Dr Martin visits his grave every week and has just started cleaning out his room. ‘‘He never leaves me. I talk to him all the time,’’ she says.
She hopes Operation Door Knock, which will encourage drivers to ‘lead from the left’, will help make cyclists safer.
‘‘If you open the door with your left hand, it makes you look. And I heard one woman on radio say she put Velcro on her door handle as it reminds her to check. It’s very simple, but it works,’’ she says. ‘‘People need to realise that every set of car keys is a potential lethal weapon.’’
Bicycle Network Victoria spokesman Garry Brennan says his organisation started developing the awareness campaign after noticing a spike in door-opening crashes from 2009-10. VicRoads figures reveal there were 1112 reported crashes between 2000-2010 involving cyclists and car doors. Of those, 305 resulted in serious injuries and 802 were categorised as ‘‘other injury’’.
Drivers will be surveyed about their door opening habits, and briefed on the safe way of getting in and out of vehicles. Riders will be asked about how they position themselves on the road and given advice about keeping out of the ‘door zone’.
Mr Brennan believes antagonism towards cyclists is falling, as nearly everyone knows, or knows of, someone who enjoys the popular past-time.
But while he urges bike riders to not assume that every driver is out to get them, he wants motorists to appreciate and welcome the benefits of bikes.

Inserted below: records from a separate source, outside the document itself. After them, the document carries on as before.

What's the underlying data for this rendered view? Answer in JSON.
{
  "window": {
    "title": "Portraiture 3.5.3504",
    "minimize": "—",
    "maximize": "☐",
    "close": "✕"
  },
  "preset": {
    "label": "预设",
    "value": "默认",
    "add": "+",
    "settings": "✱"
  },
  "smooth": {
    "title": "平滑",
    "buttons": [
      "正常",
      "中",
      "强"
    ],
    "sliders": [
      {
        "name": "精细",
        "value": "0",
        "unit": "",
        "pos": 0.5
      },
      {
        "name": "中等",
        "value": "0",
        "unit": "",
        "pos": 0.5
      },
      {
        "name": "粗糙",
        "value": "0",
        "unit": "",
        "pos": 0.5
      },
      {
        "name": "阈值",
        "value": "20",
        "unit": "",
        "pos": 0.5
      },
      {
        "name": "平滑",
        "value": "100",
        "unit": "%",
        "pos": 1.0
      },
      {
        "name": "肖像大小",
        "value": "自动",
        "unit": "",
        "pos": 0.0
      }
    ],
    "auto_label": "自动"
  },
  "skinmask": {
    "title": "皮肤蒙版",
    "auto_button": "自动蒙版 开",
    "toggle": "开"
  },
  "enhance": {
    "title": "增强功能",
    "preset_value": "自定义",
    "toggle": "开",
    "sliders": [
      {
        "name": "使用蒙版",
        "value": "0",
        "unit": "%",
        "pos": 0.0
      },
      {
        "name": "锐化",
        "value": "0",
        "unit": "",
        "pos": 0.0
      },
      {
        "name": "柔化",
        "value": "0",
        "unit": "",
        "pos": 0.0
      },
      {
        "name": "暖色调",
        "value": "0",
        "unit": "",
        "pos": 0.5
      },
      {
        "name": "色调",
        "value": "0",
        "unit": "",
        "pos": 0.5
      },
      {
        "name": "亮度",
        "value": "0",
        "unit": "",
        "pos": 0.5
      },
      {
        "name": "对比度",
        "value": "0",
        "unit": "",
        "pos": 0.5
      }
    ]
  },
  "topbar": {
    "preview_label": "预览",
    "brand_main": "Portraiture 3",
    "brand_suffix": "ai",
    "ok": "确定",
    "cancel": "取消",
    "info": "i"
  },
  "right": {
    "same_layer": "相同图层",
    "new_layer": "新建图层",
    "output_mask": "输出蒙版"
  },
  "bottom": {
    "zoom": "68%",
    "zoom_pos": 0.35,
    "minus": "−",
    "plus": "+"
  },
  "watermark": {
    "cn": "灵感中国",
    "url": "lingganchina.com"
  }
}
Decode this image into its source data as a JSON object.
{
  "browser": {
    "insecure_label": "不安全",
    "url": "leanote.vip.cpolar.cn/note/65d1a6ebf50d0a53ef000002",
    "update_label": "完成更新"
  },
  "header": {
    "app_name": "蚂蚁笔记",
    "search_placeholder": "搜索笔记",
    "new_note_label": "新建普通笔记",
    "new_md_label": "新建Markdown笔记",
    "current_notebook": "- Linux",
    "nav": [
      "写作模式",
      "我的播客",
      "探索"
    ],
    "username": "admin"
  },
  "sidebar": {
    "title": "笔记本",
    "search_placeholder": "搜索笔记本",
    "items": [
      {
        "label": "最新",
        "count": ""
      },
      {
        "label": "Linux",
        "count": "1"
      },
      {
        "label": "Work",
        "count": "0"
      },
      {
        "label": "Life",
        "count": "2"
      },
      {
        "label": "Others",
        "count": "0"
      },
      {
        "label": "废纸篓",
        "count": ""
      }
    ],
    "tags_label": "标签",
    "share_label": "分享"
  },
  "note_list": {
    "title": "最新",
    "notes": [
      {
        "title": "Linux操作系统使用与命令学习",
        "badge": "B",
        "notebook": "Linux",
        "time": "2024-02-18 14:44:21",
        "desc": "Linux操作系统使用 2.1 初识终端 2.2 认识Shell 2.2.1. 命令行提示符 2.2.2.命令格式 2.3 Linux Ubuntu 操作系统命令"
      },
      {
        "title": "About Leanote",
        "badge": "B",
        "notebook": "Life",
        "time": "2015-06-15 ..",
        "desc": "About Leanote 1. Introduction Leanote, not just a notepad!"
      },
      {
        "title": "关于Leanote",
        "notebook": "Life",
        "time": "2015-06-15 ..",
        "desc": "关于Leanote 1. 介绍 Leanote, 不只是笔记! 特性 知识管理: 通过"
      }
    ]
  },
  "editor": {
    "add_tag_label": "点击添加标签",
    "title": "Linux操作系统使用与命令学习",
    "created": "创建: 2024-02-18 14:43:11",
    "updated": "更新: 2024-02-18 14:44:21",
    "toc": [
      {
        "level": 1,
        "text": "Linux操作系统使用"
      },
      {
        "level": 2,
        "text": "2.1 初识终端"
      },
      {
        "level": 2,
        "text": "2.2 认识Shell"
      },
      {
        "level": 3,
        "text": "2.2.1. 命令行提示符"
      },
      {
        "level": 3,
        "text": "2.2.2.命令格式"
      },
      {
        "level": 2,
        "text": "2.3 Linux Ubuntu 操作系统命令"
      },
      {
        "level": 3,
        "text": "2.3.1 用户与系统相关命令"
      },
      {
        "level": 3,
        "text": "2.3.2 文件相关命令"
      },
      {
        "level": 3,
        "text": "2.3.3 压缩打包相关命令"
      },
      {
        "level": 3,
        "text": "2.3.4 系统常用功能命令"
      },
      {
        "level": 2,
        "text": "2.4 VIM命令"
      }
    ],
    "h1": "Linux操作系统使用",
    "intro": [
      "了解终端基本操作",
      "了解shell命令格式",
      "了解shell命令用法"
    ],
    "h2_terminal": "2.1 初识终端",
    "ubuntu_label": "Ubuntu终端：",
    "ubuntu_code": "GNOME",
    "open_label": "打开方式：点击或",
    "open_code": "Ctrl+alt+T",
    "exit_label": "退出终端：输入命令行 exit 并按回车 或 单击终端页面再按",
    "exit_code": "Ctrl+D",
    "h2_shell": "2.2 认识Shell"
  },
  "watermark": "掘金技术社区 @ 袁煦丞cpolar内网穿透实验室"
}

‘‘Bikes reduce congestion significantly, and when there are plenty of bikes about drivers are much more careful, which reduces crashes of all vehicles. Drivers need to understand the vulnerability of bike riders, and should always travel slowly near bikes and give them a wide berth.’’
A state parliamentary committee is investigating whether to support Greens MP Greg Barber’s call for drivers who endanger cyclists in dooring incidents to face a maximum penalty of $1220 — up from $366 — and be docked three demerit points. The committee will consider written and verbal submissions taken this month before deciding whether to recommend the change.
Mr Glass has his own message for motorists. ‘‘Drivers have to accept we have a right to be there. The vast majority of cyclists try to follow the law and are incredibly safety conscious because they are so aware of the damage that can be caused to them. Don’t judge all cyclists by the odd person out there who does behave poorly.’’